  • Pencil Liners. During this process I prefer to clean the entire pencil. Spritz the outside of the pencil and the top and wipe with a paper towel. Next, spritz your pencil sharpener with the alcohol. Sharpen and spritz (or dunk) the tip of the freshly sharpened pencil and set aside to dry. Remember, if it has a cap, sanitize that as well.


  • Cream/Gel Products. These items are a bit trickier. It's always best of these products have a smooth surface to work with (like when they are brand new) however they usually have divots in them from brushes and spatulas. You can still sanitize them using the spritzing method. After doing so, flip the product upside down on a few paper towels and let it dry. This way there won't be any "puddles" of rubbing alcohol in your product.
There are also a handful of beauty items that can not be (or are more difficult to) sanitize. I've listed them below along with some helpful bits of knowledge.
  • Loose Powders. Because these are loose powders I would suggest separating the product from the container before using (i.e. avoid the double dip) because there isn't really a way to go about properly sanitizing these products. Some studies show that you can place loose powders in the freezer overnight and it will kill the bacteria however there is some controversy over this because other scientist are claiming that it would be even more susceptible to germs after reaching room temperature. Regardless of these studies, bacteria is drawn to moisture. Since these products are very dry then I wouldn't worry too much about these as long as they are properly cared for.
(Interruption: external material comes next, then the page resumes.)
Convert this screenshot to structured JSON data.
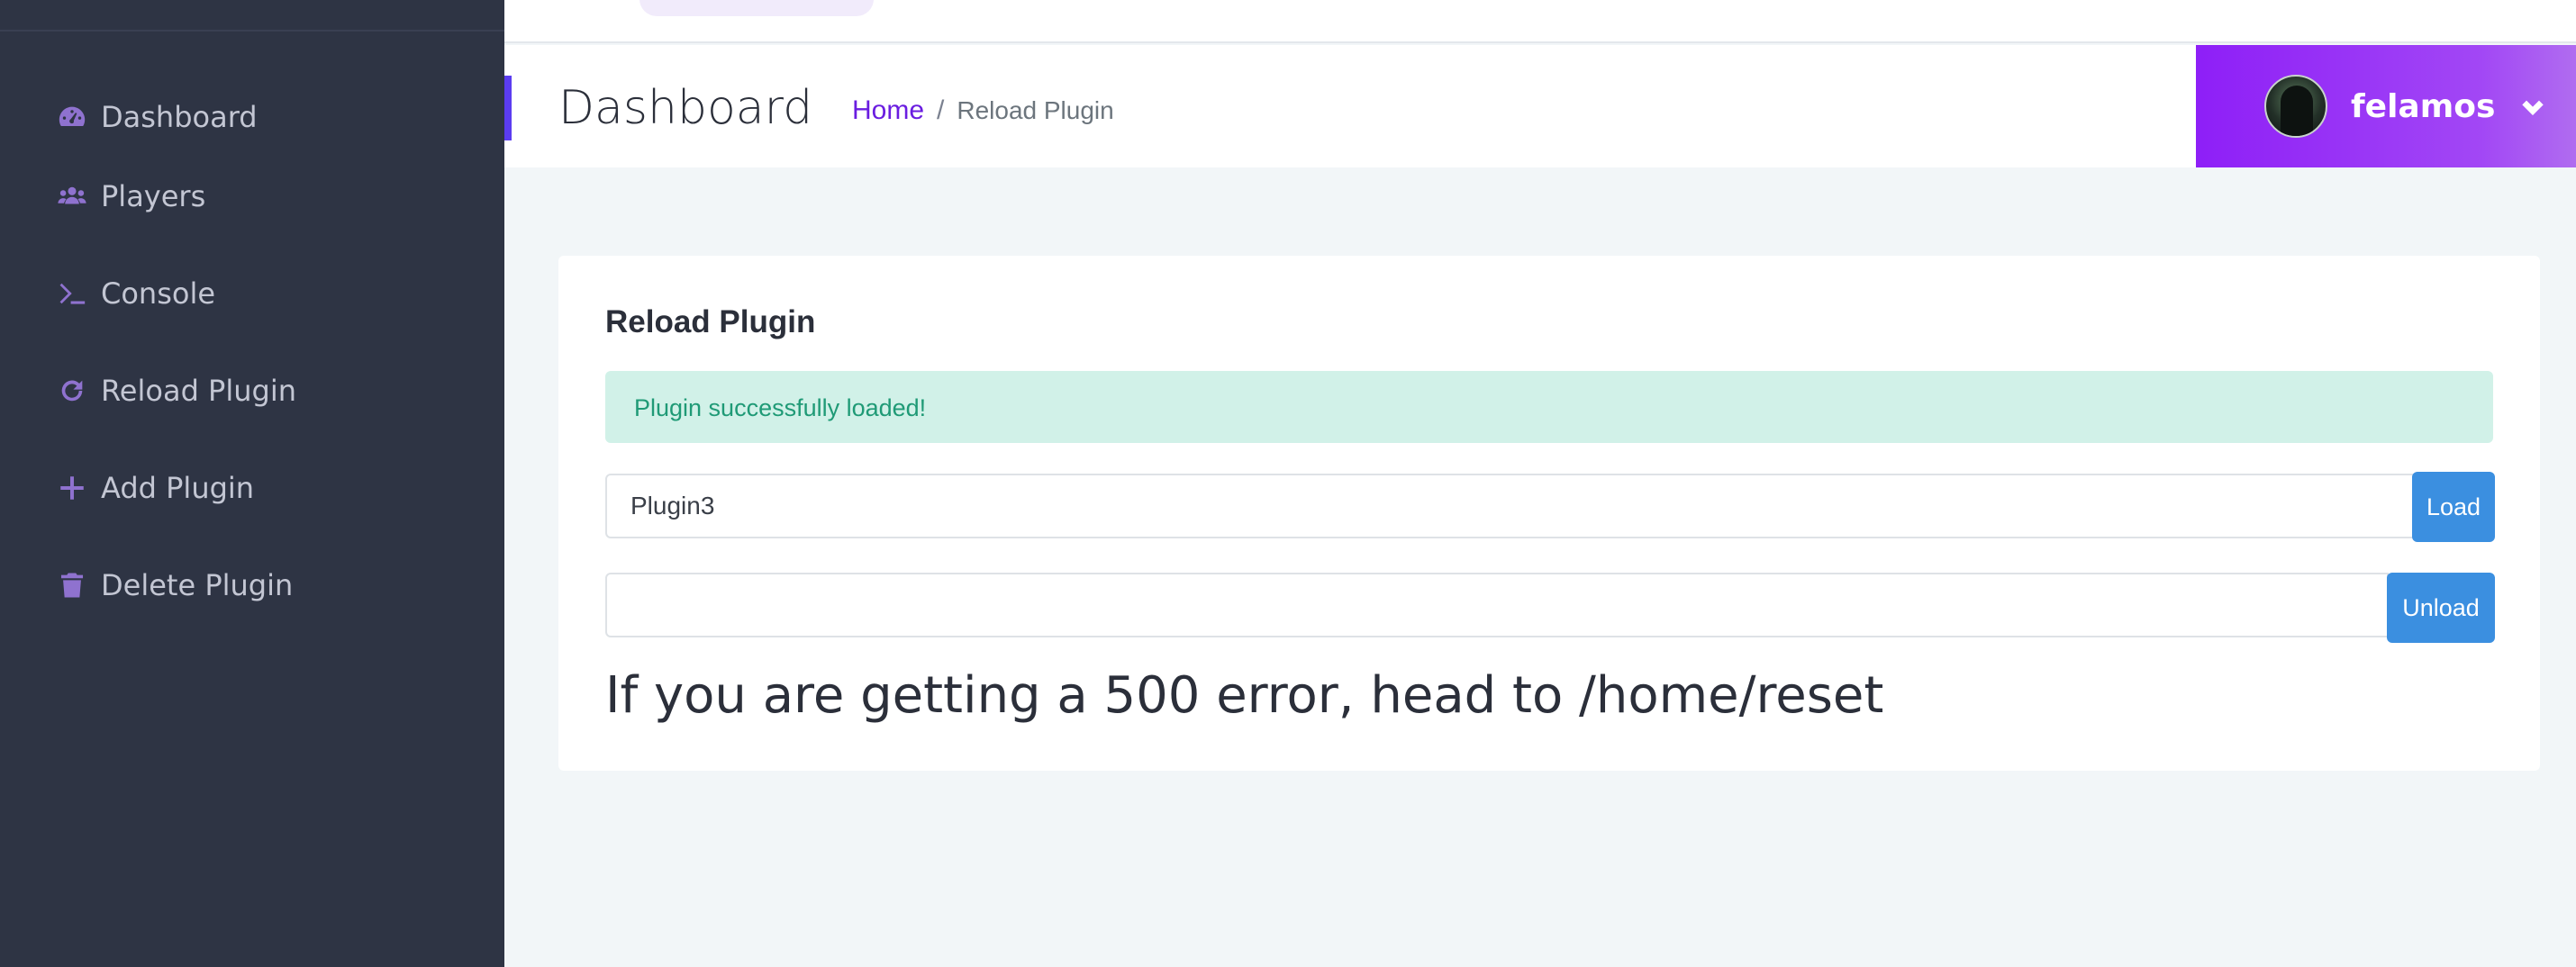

  • Wand Applicators. This includes lip gloss, mascaras, concealers, and anything else that comes in a wand applicator. These items are the toughest. You could cut the original wand portions from these items and stick to using disposable however, unless you are makeup artist, this is very wasteful (and we want to love our mother earth, not trash it). The only tip I can give you here, other than being aware of the expiration date, is to never pump your wands. Doing so pushes air into the tube which promotes rapid bacteria growth.


  • Squeeze tube applicators: Notably, these are the most sanitary of applicators however they can still become contaminated if not used properly. Avoid applying product directly to your lips/fingers. Instead, use a clean brush to wipe product from the tip or squeeze onto a palette. During the sanitation process, simply spritz the applicator with alcohol... and don't forget the cap!

I hope some of you find this information helpful. Please let me know if I missed anything and I will do my best to answer all questions below.

Mo is the beauty and brains behind Madd Style Cosmetics. You can shop with her on Artfire, or follow her on Facebook. Her page is ALWAYS full of makeup and beauty inspiration!!  

3 comments:

  1. I just did ALL of this tonight!!!! Thank you Mo, I never thought to sanitize like this!!!!

    ReplyDelete
  2. If alcohol can be used on the regular lipstick, why can't a little alcohol be added to the lip gloss and wand.

    ReplyDelete